● **EXTRACTED DATA**
══════════

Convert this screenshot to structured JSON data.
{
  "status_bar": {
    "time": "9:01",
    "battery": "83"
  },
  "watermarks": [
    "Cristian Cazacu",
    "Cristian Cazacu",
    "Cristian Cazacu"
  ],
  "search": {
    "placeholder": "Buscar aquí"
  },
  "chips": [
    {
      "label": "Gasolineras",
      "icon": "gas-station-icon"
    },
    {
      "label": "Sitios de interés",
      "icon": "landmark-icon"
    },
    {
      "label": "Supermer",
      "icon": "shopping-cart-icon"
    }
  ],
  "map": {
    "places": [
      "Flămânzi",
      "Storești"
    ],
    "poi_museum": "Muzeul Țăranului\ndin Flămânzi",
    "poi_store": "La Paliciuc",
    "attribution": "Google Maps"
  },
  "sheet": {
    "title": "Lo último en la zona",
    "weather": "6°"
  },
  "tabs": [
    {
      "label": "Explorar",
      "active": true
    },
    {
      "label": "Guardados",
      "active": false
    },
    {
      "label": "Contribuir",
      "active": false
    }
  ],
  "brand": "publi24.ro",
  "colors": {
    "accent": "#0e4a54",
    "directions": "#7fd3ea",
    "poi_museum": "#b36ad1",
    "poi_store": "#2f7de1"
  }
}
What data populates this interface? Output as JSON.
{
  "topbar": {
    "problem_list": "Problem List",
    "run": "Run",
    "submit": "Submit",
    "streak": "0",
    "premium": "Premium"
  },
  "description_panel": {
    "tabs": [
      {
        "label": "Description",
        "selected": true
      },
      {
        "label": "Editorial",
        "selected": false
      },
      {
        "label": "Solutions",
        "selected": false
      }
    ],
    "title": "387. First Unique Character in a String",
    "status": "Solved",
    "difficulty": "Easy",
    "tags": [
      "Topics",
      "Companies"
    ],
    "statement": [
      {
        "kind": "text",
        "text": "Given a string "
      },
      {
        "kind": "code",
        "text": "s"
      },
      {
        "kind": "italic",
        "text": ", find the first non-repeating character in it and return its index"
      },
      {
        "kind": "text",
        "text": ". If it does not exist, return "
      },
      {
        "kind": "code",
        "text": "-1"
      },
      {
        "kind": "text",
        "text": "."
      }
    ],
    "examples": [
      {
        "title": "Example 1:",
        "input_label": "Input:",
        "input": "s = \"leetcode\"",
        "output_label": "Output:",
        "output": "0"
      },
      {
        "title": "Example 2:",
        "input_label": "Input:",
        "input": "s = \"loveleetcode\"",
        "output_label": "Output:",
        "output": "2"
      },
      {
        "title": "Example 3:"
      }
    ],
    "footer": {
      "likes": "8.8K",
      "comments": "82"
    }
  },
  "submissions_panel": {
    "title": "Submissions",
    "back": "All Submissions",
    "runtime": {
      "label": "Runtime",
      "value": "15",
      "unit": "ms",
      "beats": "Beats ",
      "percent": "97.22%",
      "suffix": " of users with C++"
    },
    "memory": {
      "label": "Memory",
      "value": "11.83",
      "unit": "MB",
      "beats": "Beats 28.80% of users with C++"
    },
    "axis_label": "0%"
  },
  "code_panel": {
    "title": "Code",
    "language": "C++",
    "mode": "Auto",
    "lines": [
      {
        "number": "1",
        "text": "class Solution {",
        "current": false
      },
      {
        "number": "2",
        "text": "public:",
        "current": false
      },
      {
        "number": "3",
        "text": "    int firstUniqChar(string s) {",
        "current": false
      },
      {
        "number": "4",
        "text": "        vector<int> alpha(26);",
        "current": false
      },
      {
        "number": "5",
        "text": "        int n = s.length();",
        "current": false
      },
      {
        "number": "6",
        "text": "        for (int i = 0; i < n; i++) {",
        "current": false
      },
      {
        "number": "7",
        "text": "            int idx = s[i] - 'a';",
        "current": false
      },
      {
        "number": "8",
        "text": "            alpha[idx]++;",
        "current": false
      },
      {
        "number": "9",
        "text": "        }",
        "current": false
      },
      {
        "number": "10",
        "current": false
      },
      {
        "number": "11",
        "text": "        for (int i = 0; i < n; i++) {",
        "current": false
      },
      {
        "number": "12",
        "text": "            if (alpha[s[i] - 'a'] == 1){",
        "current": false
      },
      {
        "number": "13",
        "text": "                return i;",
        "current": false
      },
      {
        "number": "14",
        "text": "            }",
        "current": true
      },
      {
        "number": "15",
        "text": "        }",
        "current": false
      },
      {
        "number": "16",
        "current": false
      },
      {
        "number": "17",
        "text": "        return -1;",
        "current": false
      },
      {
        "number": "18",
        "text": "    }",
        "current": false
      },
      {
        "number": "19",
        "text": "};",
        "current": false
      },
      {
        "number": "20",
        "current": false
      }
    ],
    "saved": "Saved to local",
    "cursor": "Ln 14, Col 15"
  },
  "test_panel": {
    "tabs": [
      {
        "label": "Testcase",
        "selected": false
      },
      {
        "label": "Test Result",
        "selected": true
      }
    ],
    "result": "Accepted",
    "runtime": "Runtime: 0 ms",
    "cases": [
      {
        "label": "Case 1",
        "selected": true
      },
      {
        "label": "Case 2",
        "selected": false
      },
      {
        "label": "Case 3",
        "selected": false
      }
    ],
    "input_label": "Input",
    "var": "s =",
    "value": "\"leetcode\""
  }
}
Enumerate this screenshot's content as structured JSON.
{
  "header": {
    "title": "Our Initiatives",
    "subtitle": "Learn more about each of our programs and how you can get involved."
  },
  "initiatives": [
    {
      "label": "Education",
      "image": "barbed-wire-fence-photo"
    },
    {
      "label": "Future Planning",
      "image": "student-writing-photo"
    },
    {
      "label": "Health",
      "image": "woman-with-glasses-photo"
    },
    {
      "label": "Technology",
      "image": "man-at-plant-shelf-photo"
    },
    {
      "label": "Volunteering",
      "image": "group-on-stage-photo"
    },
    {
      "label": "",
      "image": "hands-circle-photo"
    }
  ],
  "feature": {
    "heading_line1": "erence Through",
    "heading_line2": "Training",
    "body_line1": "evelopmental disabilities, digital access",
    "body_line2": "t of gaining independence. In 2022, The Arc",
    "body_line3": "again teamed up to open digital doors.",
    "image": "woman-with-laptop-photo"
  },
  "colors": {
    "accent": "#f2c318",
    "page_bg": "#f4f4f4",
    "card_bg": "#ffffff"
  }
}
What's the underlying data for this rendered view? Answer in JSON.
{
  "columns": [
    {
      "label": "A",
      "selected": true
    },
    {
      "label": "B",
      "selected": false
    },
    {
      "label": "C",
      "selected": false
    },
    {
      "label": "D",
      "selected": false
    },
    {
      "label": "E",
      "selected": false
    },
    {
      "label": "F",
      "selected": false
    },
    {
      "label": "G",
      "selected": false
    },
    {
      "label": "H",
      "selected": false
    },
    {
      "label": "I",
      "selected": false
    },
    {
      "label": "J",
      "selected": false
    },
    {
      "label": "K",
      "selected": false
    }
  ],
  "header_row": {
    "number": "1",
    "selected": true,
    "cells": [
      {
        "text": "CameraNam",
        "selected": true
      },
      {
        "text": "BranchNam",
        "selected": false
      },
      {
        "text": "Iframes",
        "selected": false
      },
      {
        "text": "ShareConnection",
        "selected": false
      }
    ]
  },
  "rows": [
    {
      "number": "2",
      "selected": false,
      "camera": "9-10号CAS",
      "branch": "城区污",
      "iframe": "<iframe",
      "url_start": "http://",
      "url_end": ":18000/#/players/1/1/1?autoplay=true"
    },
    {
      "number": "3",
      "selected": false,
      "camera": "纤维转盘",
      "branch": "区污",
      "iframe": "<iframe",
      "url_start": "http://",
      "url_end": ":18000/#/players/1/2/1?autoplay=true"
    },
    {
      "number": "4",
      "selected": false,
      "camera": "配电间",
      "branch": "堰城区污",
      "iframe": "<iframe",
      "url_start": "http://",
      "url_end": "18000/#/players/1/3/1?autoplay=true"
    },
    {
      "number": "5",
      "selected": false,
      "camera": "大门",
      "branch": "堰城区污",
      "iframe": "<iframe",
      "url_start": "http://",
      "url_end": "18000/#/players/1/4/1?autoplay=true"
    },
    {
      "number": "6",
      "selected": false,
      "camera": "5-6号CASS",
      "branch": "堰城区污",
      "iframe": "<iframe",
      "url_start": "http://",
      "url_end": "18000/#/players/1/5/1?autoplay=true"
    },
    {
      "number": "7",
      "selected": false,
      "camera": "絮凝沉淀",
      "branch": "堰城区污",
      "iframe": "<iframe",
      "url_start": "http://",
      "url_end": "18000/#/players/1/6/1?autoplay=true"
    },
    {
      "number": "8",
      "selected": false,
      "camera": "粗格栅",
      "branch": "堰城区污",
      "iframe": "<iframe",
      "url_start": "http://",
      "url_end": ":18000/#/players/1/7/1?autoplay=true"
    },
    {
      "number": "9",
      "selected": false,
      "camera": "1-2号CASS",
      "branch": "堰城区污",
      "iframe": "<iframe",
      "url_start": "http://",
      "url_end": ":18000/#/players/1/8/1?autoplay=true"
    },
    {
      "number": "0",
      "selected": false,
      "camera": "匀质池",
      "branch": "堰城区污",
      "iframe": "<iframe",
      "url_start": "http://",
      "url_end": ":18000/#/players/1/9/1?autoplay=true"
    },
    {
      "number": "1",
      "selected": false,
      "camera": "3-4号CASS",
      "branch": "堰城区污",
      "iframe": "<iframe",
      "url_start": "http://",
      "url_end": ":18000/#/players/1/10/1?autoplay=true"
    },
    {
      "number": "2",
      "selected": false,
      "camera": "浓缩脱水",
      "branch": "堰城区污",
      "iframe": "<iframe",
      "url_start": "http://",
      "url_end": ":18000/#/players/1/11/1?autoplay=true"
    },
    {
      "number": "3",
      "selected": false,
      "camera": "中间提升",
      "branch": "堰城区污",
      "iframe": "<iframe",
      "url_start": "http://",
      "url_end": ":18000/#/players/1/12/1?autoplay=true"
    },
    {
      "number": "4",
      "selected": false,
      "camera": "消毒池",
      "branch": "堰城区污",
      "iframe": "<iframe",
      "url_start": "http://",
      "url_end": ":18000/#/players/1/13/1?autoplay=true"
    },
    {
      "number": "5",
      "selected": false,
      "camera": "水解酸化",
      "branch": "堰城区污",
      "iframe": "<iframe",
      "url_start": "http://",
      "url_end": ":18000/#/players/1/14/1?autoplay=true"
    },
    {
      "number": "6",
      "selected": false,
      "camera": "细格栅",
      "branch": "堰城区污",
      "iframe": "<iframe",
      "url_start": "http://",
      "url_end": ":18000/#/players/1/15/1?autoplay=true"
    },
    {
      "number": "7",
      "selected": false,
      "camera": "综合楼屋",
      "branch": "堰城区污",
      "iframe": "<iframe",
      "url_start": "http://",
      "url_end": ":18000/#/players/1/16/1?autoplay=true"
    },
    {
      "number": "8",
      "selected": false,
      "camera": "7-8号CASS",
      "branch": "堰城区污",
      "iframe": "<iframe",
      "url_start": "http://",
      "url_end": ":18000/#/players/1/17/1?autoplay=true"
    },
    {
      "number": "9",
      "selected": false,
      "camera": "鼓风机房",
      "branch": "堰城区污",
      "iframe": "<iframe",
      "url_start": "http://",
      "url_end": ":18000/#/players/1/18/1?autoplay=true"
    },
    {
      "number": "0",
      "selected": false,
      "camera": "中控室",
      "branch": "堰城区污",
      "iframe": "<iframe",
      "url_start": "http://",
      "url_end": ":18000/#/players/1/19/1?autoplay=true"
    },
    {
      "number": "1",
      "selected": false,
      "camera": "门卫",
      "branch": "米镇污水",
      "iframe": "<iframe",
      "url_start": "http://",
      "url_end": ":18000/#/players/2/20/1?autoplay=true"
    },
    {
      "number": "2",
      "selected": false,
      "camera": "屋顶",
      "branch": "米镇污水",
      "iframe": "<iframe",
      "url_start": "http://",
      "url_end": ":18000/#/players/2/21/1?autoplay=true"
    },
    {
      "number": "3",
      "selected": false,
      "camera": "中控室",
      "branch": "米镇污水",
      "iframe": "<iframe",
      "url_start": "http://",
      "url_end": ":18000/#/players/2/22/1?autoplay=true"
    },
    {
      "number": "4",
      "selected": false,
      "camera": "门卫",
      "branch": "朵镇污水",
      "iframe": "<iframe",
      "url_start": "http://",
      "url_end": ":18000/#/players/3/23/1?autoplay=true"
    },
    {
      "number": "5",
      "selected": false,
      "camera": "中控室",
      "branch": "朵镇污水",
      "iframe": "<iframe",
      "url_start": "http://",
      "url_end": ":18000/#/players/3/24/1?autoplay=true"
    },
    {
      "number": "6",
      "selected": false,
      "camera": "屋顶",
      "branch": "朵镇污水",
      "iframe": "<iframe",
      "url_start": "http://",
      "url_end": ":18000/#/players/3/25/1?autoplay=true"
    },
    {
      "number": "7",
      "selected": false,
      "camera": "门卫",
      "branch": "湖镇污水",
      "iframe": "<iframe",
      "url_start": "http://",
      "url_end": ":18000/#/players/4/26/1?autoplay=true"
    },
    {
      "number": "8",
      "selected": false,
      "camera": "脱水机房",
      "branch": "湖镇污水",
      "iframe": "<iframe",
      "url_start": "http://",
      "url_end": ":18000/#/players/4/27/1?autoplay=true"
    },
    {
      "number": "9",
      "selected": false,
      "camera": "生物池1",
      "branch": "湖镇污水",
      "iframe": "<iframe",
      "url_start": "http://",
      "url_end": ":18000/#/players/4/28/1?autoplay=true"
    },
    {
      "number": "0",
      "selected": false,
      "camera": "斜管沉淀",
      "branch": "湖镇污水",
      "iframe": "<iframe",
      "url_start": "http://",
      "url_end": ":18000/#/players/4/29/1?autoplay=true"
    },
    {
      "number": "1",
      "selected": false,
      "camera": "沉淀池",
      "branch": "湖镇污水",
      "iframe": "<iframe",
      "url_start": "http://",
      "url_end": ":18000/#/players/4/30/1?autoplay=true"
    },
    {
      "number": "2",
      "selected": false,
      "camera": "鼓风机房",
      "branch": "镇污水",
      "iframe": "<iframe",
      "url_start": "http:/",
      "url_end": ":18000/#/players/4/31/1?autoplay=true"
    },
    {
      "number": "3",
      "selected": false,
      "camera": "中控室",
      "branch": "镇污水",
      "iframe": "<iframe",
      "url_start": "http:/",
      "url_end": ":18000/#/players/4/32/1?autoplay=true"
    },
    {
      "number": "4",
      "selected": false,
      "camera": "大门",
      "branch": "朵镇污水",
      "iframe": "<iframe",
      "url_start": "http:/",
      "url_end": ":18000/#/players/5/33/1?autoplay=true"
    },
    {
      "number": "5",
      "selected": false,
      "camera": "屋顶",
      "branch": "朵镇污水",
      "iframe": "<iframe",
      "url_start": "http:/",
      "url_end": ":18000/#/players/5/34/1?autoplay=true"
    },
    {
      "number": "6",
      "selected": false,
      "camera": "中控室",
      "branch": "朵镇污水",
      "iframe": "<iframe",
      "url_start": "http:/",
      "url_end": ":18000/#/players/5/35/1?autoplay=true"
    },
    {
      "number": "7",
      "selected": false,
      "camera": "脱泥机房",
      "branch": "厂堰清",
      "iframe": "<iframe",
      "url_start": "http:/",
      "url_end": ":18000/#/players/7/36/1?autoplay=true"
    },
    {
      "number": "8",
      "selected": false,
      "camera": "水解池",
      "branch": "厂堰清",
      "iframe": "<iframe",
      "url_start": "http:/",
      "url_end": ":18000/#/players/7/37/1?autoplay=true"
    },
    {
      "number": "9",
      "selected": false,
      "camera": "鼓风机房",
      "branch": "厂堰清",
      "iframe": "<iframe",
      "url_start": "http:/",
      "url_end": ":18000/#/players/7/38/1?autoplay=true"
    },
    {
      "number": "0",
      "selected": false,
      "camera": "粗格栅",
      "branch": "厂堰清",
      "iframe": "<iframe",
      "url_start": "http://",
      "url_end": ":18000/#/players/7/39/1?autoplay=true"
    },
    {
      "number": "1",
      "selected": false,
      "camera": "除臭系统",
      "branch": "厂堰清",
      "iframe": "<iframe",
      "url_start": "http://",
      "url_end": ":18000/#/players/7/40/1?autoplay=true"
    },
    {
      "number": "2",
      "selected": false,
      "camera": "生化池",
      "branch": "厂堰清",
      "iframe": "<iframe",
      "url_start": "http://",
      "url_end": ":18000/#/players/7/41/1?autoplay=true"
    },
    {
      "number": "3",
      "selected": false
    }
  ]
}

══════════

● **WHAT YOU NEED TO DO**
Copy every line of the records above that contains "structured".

● **WRITTEN ANSWER**
Convert this screenshot to structured JSON data.
Enumerate this screenshot's content as structured JSON.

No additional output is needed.